Records follow. Pull out every line that contains "volume".
_ _ _ _ _ _ _
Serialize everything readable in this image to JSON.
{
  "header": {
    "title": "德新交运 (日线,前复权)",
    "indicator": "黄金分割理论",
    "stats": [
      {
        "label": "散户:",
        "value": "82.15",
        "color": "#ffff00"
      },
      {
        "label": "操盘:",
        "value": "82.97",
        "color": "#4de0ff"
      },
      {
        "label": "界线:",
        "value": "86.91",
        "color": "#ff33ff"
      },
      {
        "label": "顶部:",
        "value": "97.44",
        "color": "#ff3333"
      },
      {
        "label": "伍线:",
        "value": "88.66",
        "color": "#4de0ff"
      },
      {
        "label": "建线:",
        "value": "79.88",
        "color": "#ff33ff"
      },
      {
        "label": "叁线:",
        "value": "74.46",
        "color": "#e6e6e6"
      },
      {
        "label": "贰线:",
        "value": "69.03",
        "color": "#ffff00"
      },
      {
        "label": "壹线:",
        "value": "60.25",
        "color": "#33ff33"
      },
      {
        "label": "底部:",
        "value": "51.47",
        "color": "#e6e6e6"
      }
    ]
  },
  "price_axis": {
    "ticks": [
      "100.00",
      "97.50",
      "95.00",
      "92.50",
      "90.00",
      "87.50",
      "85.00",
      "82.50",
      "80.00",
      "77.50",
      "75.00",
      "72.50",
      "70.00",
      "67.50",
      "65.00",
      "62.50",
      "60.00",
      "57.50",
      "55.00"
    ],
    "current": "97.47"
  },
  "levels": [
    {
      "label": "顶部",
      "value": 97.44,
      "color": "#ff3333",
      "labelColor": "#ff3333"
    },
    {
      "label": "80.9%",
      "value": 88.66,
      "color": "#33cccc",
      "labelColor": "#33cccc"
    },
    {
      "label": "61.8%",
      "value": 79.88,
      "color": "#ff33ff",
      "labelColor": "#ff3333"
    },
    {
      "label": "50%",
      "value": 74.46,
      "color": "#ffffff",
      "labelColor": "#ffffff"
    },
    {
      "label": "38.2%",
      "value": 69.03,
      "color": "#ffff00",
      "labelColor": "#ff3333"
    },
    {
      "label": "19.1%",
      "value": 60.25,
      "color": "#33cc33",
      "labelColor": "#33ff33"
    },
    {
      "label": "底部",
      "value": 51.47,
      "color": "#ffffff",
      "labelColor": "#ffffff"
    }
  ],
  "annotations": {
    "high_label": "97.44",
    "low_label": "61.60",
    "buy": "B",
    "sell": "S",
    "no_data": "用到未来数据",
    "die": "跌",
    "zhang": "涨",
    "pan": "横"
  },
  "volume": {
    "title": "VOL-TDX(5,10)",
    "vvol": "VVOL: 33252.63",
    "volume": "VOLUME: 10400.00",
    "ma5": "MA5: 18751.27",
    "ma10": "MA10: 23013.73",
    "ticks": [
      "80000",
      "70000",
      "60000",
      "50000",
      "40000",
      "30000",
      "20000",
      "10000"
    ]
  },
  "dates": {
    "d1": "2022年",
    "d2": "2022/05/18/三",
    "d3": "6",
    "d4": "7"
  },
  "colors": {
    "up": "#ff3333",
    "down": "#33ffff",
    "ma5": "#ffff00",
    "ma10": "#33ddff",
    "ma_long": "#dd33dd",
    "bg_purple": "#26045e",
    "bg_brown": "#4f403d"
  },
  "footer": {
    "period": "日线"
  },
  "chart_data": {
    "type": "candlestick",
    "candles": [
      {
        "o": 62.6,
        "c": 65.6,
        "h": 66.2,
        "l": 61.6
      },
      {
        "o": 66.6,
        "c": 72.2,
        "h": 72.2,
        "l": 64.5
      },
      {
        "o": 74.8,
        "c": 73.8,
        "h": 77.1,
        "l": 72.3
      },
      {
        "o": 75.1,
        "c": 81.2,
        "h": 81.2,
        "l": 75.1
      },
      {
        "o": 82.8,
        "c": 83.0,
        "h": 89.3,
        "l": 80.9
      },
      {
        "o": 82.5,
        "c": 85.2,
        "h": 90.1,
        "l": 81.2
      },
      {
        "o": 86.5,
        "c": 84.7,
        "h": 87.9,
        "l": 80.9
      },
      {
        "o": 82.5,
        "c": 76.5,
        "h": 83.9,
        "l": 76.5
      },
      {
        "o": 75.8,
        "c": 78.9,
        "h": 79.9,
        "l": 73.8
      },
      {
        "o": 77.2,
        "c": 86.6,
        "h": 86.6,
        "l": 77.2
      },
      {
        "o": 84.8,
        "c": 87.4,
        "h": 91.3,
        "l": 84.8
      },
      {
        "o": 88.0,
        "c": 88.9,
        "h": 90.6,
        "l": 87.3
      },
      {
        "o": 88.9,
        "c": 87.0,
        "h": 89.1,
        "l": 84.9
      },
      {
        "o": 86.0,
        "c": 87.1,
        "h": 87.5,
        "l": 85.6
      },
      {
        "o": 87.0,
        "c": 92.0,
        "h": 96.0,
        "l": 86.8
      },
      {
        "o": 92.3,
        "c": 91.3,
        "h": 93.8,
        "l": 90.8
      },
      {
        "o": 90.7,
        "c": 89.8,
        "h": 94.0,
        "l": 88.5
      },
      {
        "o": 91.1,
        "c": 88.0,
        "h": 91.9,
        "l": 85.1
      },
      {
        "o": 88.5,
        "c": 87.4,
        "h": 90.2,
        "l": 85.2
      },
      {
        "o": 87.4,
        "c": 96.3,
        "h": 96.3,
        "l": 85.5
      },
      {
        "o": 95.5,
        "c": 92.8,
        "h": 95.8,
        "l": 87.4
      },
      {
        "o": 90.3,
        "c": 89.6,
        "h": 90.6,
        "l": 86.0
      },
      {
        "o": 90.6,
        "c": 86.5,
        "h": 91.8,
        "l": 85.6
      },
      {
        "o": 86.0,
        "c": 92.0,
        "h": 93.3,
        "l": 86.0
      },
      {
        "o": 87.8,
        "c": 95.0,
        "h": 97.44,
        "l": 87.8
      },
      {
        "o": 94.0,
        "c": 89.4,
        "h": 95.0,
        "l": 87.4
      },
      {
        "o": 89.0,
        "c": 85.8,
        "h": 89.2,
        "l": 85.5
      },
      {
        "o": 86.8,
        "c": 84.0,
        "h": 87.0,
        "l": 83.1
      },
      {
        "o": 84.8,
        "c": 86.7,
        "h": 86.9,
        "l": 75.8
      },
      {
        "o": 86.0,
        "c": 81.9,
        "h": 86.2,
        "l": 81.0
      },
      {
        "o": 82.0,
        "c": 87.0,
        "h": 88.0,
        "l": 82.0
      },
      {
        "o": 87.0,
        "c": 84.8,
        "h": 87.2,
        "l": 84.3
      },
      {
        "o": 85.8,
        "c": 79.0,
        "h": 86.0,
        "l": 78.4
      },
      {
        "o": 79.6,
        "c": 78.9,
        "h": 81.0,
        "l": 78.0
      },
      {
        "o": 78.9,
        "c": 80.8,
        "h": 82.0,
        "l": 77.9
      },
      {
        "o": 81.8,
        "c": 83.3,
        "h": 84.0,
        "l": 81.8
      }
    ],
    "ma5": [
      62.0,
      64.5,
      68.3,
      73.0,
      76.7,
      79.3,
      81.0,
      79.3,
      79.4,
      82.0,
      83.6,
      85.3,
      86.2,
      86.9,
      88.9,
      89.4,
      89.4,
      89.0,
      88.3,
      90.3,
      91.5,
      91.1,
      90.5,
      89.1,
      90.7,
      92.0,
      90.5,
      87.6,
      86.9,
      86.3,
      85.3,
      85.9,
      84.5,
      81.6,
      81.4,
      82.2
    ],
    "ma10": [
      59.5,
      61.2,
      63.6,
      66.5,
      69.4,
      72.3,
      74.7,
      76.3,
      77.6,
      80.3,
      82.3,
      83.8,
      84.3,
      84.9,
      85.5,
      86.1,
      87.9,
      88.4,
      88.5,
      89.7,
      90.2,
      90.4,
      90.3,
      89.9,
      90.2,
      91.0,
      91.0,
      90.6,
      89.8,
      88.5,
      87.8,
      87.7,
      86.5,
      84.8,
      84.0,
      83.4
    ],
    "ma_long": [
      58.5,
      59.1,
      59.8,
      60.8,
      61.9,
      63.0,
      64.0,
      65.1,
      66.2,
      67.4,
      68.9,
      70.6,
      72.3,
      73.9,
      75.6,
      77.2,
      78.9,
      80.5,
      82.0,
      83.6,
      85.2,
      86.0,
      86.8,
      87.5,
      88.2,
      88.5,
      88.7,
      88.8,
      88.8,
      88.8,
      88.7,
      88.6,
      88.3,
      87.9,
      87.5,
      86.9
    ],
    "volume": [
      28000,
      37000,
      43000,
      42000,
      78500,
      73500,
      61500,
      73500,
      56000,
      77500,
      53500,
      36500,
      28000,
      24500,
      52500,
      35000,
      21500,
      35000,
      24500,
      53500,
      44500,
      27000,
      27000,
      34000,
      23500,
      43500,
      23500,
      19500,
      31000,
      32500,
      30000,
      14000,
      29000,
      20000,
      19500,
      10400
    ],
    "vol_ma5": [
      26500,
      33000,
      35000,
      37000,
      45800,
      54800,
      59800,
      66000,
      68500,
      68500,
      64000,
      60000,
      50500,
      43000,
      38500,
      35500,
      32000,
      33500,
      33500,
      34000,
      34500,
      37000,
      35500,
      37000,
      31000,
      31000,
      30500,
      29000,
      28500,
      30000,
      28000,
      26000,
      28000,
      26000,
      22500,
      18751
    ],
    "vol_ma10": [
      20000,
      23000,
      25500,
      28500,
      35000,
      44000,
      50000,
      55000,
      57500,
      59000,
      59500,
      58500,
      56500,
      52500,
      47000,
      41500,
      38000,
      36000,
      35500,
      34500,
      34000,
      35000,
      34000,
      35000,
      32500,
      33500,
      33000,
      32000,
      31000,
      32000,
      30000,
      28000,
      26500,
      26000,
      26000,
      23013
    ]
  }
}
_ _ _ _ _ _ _
● TASK ANSWER:
  "volume": {
    "volume": "VOLUME: 10400.00",
    "volume": [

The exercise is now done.